Set down all of the entries below exactly, and omit the pictures.
• • • • • • •
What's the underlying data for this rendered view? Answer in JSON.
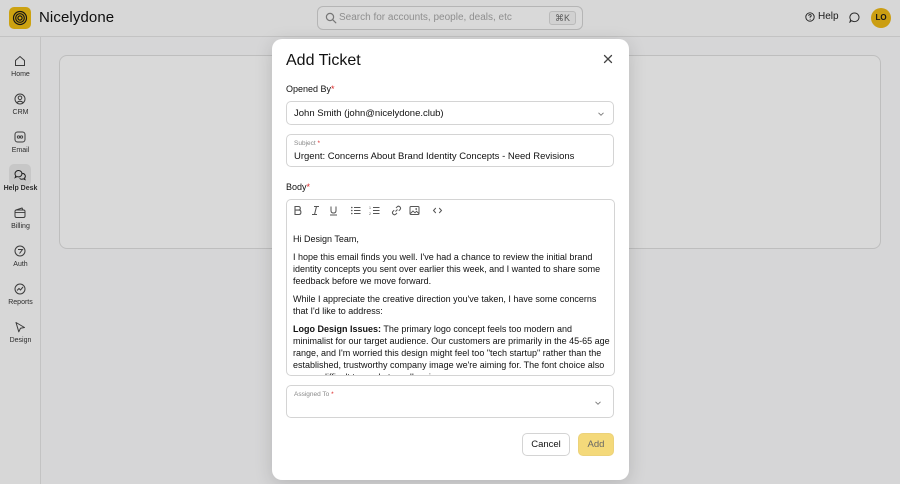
{
  "app": {
    "brand": "Nicelydone",
    "search_placeholder": "Search for accounts, people, deals, etc",
    "search_shortcut": "⌘K",
    "help_label": "Help",
    "avatar_initials": "LO",
    "brand_color": "#E8B415"
  },
  "sidebar": {
    "items": [
      {
        "label": "Home",
        "icon": "home-icon"
      },
      {
        "label": "CRM",
        "icon": "user-circle-icon"
      },
      {
        "label": "Email",
        "icon": "email-icon"
      },
      {
        "label": "Help Desk",
        "icon": "chat-bubbles-icon",
        "active": true
      },
      {
        "label": "Billing",
        "icon": "wallet-icon"
      },
      {
        "label": "Auth",
        "icon": "auth-icon"
      },
      {
        "label": "Reports",
        "icon": "reports-icon"
      },
      {
        "label": "Design",
        "icon": "cursor-icon"
      }
    ]
  },
  "modal": {
    "title": "Add Ticket",
    "opened_by_label": "Opened By",
    "opened_by_value": "John Smith (john@nicelydone.club)",
    "subject_label": "Subject",
    "subject_value": "Urgent: Concerns About Brand Identity Concepts - Need Revisions",
    "body_label": "Body",
    "body": {
      "greeting": "Hi Design Team,",
      "p1": "I hope this email finds you well. I've had a chance to review the initial brand identity concepts you sent over earlier this week, and I wanted to share some feedback before we move forward.",
      "p2": "While I appreciate the creative direction you've taken, I have some concerns that I'd like to address:",
      "p3_bold": "Logo Design Issues:",
      "p3_rest": " The primary logo concept feels too modern and minimalist for our target audience. Our customers are primarily in the 45-65 age range, and I'm worried this design might feel too \"tech startup\" rather than the established, trustworthy company image we're aiming for. The font choice also seems difficult to read at smaller sizes."
    },
    "assigned_label": "Assigned To",
    "required_mark": "*",
    "cancel_label": "Cancel",
    "add_label": "Add"
  }
}
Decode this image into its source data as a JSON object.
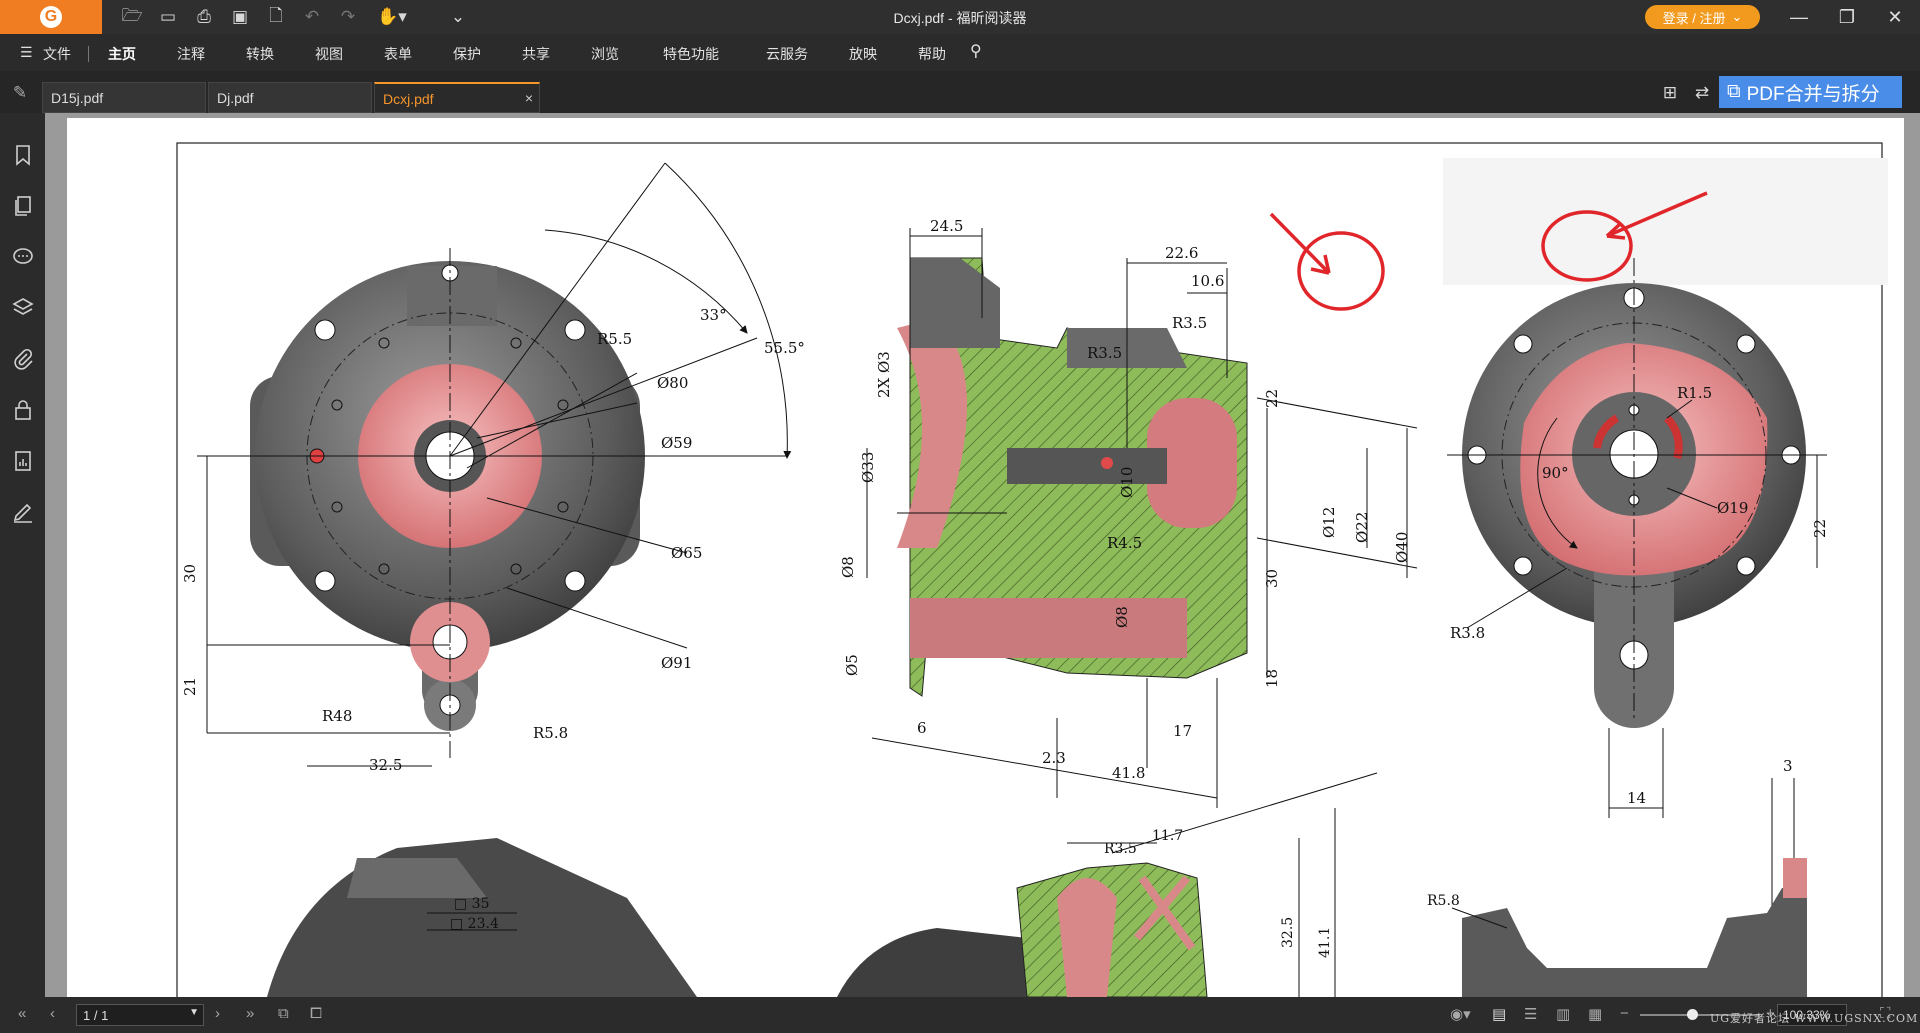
{
  "window": {
    "title": "Dcxj.pdf - 福昕阅读器",
    "login_label": "登录 / 注册"
  },
  "menu": {
    "file_label": "文件",
    "items": [
      "主页",
      "注释",
      "转换",
      "视图",
      "表单",
      "保护",
      "共享",
      "浏览",
      "特色功能",
      "云服务",
      "放映",
      "帮助"
    ]
  },
  "tabs": [
    {
      "label": "D15j.pdf"
    },
    {
      "label": "Dj.pdf"
    },
    {
      "label": "Dcxj.pdf",
      "close": "×"
    }
  ],
  "promo": {
    "label": "PDF合并与拆分"
  },
  "status": {
    "page": "1 / 1",
    "zoom": "100.33%",
    "watermark": "UG爱好者论坛 WWW.UGSNX.COM"
  },
  "drawing": {
    "left_view": [
      "R5.5",
      "Ø80",
      "Ø59",
      "Ø65",
      "Ø91",
      "R5.8",
      "R48",
      "33°",
      "55.5°",
      "30",
      "21",
      "32.5"
    ],
    "section_view": [
      "24.5",
      "22.6",
      "10.6",
      "2X Ø3",
      "R3.5",
      "Ø33",
      "Ø10",
      "Ø12",
      "Ø22",
      "Ø40",
      "Ø8",
      "R4.5",
      "Ø8",
      "30",
      "Ø5",
      "18",
      "6",
      "2.3",
      "41.8",
      "17",
      "22"
    ],
    "right_view": [
      "R1.5",
      "90°",
      "Ø19",
      "R3.8",
      "22",
      "14",
      "3"
    ],
    "bottom_views": [
      "R5.8",
      "R3.5",
      "11.7",
      "32.5",
      "41.1",
      "35",
      "23.4"
    ]
  },
  "colors": {
    "accent": "#f5962a",
    "promo": "#4a8de8",
    "section_fill": "#8fbc5a",
    "bore_fill": "#e28a8a",
    "annotation": "#e0262a"
  }
}
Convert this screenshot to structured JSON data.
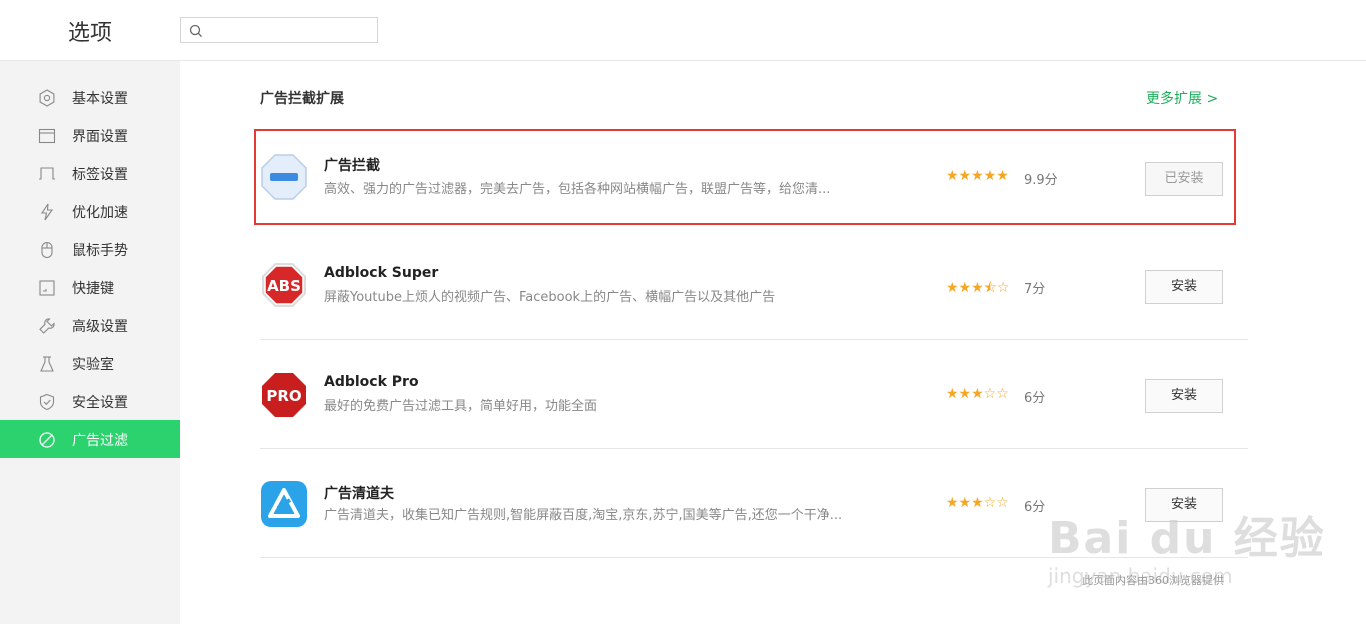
{
  "header": {
    "title": "选项",
    "search": {
      "placeholder": "",
      "value": ""
    }
  },
  "sidebar": {
    "items": [
      {
        "label": "基本设置",
        "icon": "gear-icon"
      },
      {
        "label": "界面设置",
        "icon": "window-icon"
      },
      {
        "label": "标签设置",
        "icon": "tab-icon"
      },
      {
        "label": "优化加速",
        "icon": "lightning-icon"
      },
      {
        "label": "鼠标手势",
        "icon": "mouse-icon"
      },
      {
        "label": "快捷键",
        "icon": "keyboard-icon"
      },
      {
        "label": "高级设置",
        "icon": "wrench-icon"
      },
      {
        "label": "实验室",
        "icon": "flask-icon"
      },
      {
        "label": "安全设置",
        "icon": "shield-icon"
      },
      {
        "label": "广告过滤",
        "icon": "block-icon",
        "active": true
      }
    ]
  },
  "main": {
    "section_title": "广告拦截扩展",
    "more_link": "更多扩展 >",
    "extensions": [
      {
        "name": "广告拦截",
        "desc": "高效、强力的广告过滤器，完美去广告，包括各种网站横幅广告，联盟广告等，给您清...",
        "stars": "★★★★★",
        "rating": 5,
        "score": "9.9分",
        "button": "已安装",
        "installed": true
      },
      {
        "name": "Adblock Super",
        "desc": "屏蔽Youtube上烦人的视频广告、Facebook上的广告、横幅广告以及其他广告",
        "stars": "★★★⯪☆",
        "rating": 3.5,
        "score": "7分",
        "button": "安装",
        "installed": false,
        "icon_text": "ABS"
      },
      {
        "name": "Adblock Pro",
        "desc": "最好的免费广告过滤工具，简单好用，功能全面",
        "stars": "★★★☆☆",
        "rating": 3,
        "score": "6分",
        "button": "安装",
        "installed": false,
        "icon_text": "PRO"
      },
      {
        "name": "广告清道夫",
        "desc": "广告清道夫，收集已知广告规则,智能屏蔽百度,淘宝,京东,苏宁,国美等广告,还您一个干净...",
        "stars": "★★★☆☆",
        "rating": 3,
        "score": "6分",
        "button": "安装",
        "installed": false
      }
    ]
  },
  "watermark": {
    "brand": "Bai du 经验",
    "site": "jingyan.baidu.com",
    "note": "此页面内容由360浏览器提供"
  },
  "colors": {
    "accent": "#2bd26d",
    "link": "#1fae5b",
    "star": "#f5a623",
    "highlight": "#e53935"
  }
}
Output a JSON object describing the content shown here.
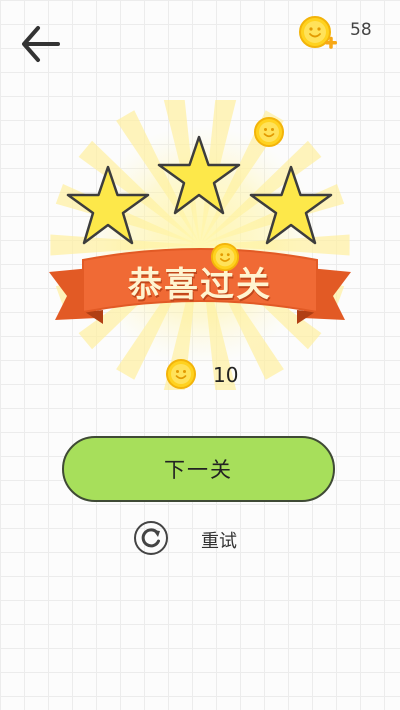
{
  "header": {
    "back_icon": "back-arrow-icon",
    "coin_icon": "coin-plus-icon",
    "coin_count": "58"
  },
  "result": {
    "stars_earned": 3,
    "stars_total": 3,
    "title": "恭喜过关",
    "reward_icon": "coin-icon",
    "reward_amount": "10"
  },
  "actions": {
    "next_label": "下一关",
    "retry_label": "重试",
    "retry_icon": "retry-icon"
  },
  "colors": {
    "star": "#fde84a",
    "coin": "#ffd21f",
    "ribbon": "#f06a35",
    "button": "#a7df5b"
  }
}
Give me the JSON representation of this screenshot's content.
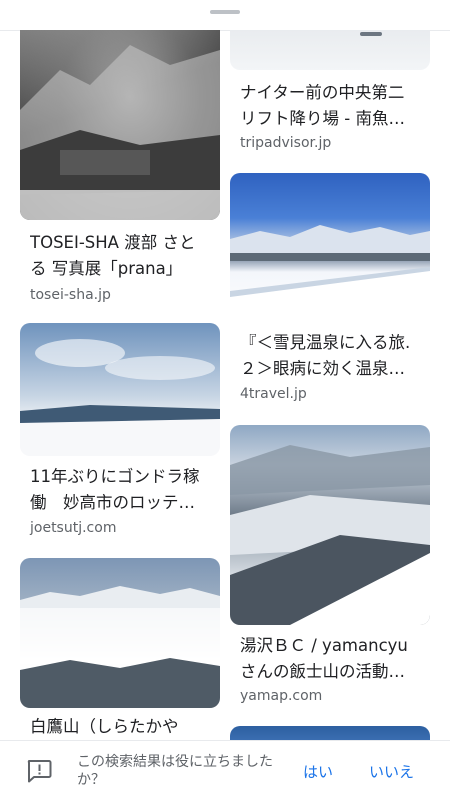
{
  "results": [
    {
      "title": "TOSEI-SHA 渡部 さとる 写真展「prana」",
      "domain": "tosei-sha.jp"
    },
    {
      "title": "11年ぶりにゴンドラ稼働　妙高市のロッテ…",
      "domain": "joetsutj.com"
    },
    {
      "title": "白鷹山（しらたかや",
      "domain": ""
    },
    {
      "title": "ナイター前の中央第二リフト降り場 - 南魚…",
      "domain": "tripadvisor.jp"
    },
    {
      "title": "『＜雪見温泉に入る旅.２＞眼病に効く温泉…",
      "domain": "4travel.jp"
    },
    {
      "title": "湯沢ＢＣ / yamancyu さんの飯士山の活動…",
      "domain": "yamap.com"
    }
  ],
  "feedback": {
    "question": "この検索結果は役に立ちましたか？",
    "yes": "はい",
    "no": "いいえ",
    "icon": "feedback-icon"
  },
  "colors": {
    "link": "#1a73e8",
    "secondary_text": "#5f6368",
    "primary_text": "#202124"
  }
}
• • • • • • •
# [Solution to this task]
What's the underlying data for this rendered view? Answer in JSON.
{
  "app": {
    "brand": "Nicelydone",
    "search_placeholder": "Search for accounts, people, deals, etc",
    "search_shortcut": "⌘K",
    "help_label": "Help",
    "avatar_initials": "LO",
    "brand_color": "#E8B415"
  },
  "sidebar": {
    "items": [
      {
        "label": "Home",
        "icon": "home-icon"
      },
      {
        "label": "CRM",
        "icon": "user-circle-icon"
      },
      {
        "label": "Email",
        "icon": "email-icon"
      },
      {
        "label": "Help Desk",
        "icon": "chat-bubbles-icon",
        "active": true
      },
      {
        "label": "Billing",
        "icon": "wallet-icon"
      },
      {
        "label": "Auth",
        "icon": "auth-icon"
      },
      {
        "label": "Reports",
        "icon": "reports-icon"
      },
      {
        "label": "Design",
        "icon": "cursor-icon"
      }
    ]
  },
  "modal": {
    "title": "Add Ticket",
    "opened_by_label": "Opened By",
    "opened_by_value": "John Smith (john@nicelydone.club)",
    "subject_label": "Subject",
    "subject_value": "Urgent: Concerns About Brand Identity Concepts - Need Revisions",
    "body_label": "Body",
    "body": {
      "greeting": "Hi Design Team,",
      "p1": "I hope this email finds you well. I've had a chance to review the initial brand identity concepts you sent over earlier this week, and I wanted to share some feedback before we move forward.",
      "p2": "While I appreciate the creative direction you've taken, I have some concerns that I'd like to address:",
      "p3_bold": "Logo Design Issues:",
      "p3_rest": " The primary logo concept feels too modern and minimalist for our target audience. Our customers are primarily in the 45-65 age range, and I'm worried this design might feel too \"tech startup\" rather than the established, trustworthy company image we're aiming for. The font choice also seems difficult to read at smaller sizes."
    },
    "assigned_label": "Assigned To",
    "required_mark": "*",
    "cancel_label": "Cancel",
    "add_label": "Add"
  }
}
Decode this image into its source data as a JSON object.
{
  "window": {
    "title": "Dcxj.pdf - 福昕阅读器",
    "login_label": "登录 / 注册"
  },
  "menu": {
    "file_label": "文件",
    "items": [
      "主页",
      "注释",
      "转换",
      "视图",
      "表单",
      "保护",
      "共享",
      "浏览",
      "特色功能",
      "云服务",
      "放映",
      "帮助"
    ]
  },
  "tabs": [
    {
      "label": "D15j.pdf"
    },
    {
      "label": "Dj.pdf"
    },
    {
      "label": "Dcxj.pdf",
      "close": "×"
    }
  ],
  "promo": {
    "label": "PDF合并与拆分"
  },
  "status": {
    "page": "1 / 1",
    "zoom": "100.33%",
    "watermark": "UG爱好者论坛 WWW.UGSNX.COM"
  },
  "drawing": {
    "left_view": [
      "R5.5",
      "Ø80",
      "Ø59",
      "Ø65",
      "Ø91",
      "R5.8",
      "R48",
      "33°",
      "55.5°",
      "30",
      "21",
      "32.5"
    ],
    "section_view": [
      "24.5",
      "22.6",
      "10.6",
      "2X Ø3",
      "R3.5",
      "Ø33",
      "Ø10",
      "Ø12",
      "Ø22",
      "Ø40",
      "Ø8",
      "R4.5",
      "Ø8",
      "30",
      "Ø5",
      "18",
      "6",
      "2.3",
      "41.8",
      "17",
      "22"
    ],
    "right_view": [
      "R1.5",
      "90°",
      "Ø19",
      "R3.8",
      "22",
      "14",
      "3"
    ],
    "bottom_views": [
      "R5.8",
      "R3.5",
      "11.7",
      "32.5",
      "41.1",
      "35",
      "23.4"
    ]
  },
  "colors": {
    "accent": "#f5962a",
    "promo": "#4a8de8",
    "section_fill": "#8fbc5a",
    "bore_fill": "#e28a8a",
    "annotation": "#e0262a"
  }
}
Convert this screenshot to structured JSON data.
{
  "header": {
    "title": "选项",
    "search": {
      "placeholder": "",
      "value": ""
    }
  },
  "sidebar": {
    "items": [
      {
        "label": "基本设置",
        "icon": "gear-icon"
      },
      {
        "label": "界面设置",
        "icon": "window-icon"
      },
      {
        "label": "标签设置",
        "icon": "tab-icon"
      },
      {
        "label": "优化加速",
        "icon": "lightning-icon"
      },
      {
        "label": "鼠标手势",
        "icon": "mouse-icon"
      },
      {
        "label": "快捷键",
        "icon": "keyboard-icon"
      },
      {
        "label": "高级设置",
        "icon": "wrench-icon"
      },
      {
        "label": "实验室",
        "icon": "flask-icon"
      },
      {
        "label": "安全设置",
        "icon": "shield-icon"
      },
      {
        "label": "广告过滤",
        "icon": "block-icon",
        "active": true
      }
    ]
  },
  "main": {
    "section_title": "广告拦截扩展",
    "more_link": "更多扩展 >",
    "extensions": [
      {
        "name": "广告拦截",
        "desc": "高效、强力的广告过滤器，完美去广告，包括各种网站横幅广告，联盟广告等，给您清...",
        "stars": "★★★★★",
        "rating": 5,
        "score": "9.9分",
        "button": "已安装",
        "installed": true
      },
      {
        "name": "Adblock Super",
        "desc": "屏蔽Youtube上烦人的视频广告、Facebook上的广告、横幅广告以及其他广告",
        "stars": "★★★⯪☆",
        "rating": 3.5,
        "score": "7分",
        "button": "安装",
        "installed": false,
        "icon_text": "ABS"
      },
      {
        "name": "Adblock Pro",
        "desc": "最好的免费广告过滤工具，简单好用，功能全面",
        "stars": "★★★☆☆",
        "rating": 3,
        "score": "6分",
        "button": "安装",
        "installed": false,
        "icon_text": "PRO"
      },
      {
        "name": "广告清道夫",
        "desc": "广告清道夫，收集已知广告规则,智能屏蔽百度,淘宝,京东,苏宁,国美等广告,还您一个干净...",
        "stars": "★★★☆☆",
        "rating": 3,
        "score": "6分",
        "button": "安装",
        "installed": false
      }
    ]
  },
  "watermark": {
    "brand": "Bai du 经验",
    "site": "jingyan.baidu.com",
    "note": "此页面内容由360浏览器提供"
  },
  "colors": {
    "accent": "#2bd26d",
    "link": "#1fae5b",
    "star": "#f5a623",
    "highlight": "#e53935"
  }
}
Output a JSON object describing the content shown here.
{
  "header": {
    "back_icon": "back-arrow-icon",
    "coin_icon": "coin-plus-icon",
    "coin_count": "58"
  },
  "result": {
    "stars_earned": 3,
    "stars_total": 3,
    "title": "恭喜过关",
    "reward_icon": "coin-icon",
    "reward_amount": "10"
  },
  "actions": {
    "next_label": "下一关",
    "retry_label": "重试",
    "retry_icon": "retry-icon"
  },
  "colors": {
    "star": "#fde84a",
    "coin": "#ffd21f",
    "ribbon": "#f06a35",
    "button": "#a7df5b"
  }
}
Give me the JSON representation of this screenshot's content.
{
  "results": [
    {
      "title": "TOSEI-SHA 渡部 さとる 写真展「prana」",
      "domain": "tosei-sha.jp"
    },
    {
      "title": "11年ぶりにゴンドラ稼働　妙高市のロッテ…",
      "domain": "joetsutj.com"
    },
    {
      "title": "白鷹山（しらたかや",
      "domain": ""
    },
    {
      "title": "ナイター前の中央第二リフト降り場 - 南魚…",
      "domain": "tripadvisor.jp"
    },
    {
      "title": "『＜雪見温泉に入る旅.２＞眼病に効く温泉…",
      "domain": "4travel.jp"
    },
    {
      "title": "湯沢ＢＣ / yamancyu さんの飯士山の活動…",
      "domain": "yamap.com"
    }
  ],
  "feedback": {
    "question": "この検索結果は役に立ちましたか？",
    "yes": "はい",
    "no": "いいえ",
    "icon": "feedback-icon"
  },
  "colors": {
    "link": "#1a73e8",
    "secondary_text": "#5f6368",
    "primary_text": "#202124"
  }
}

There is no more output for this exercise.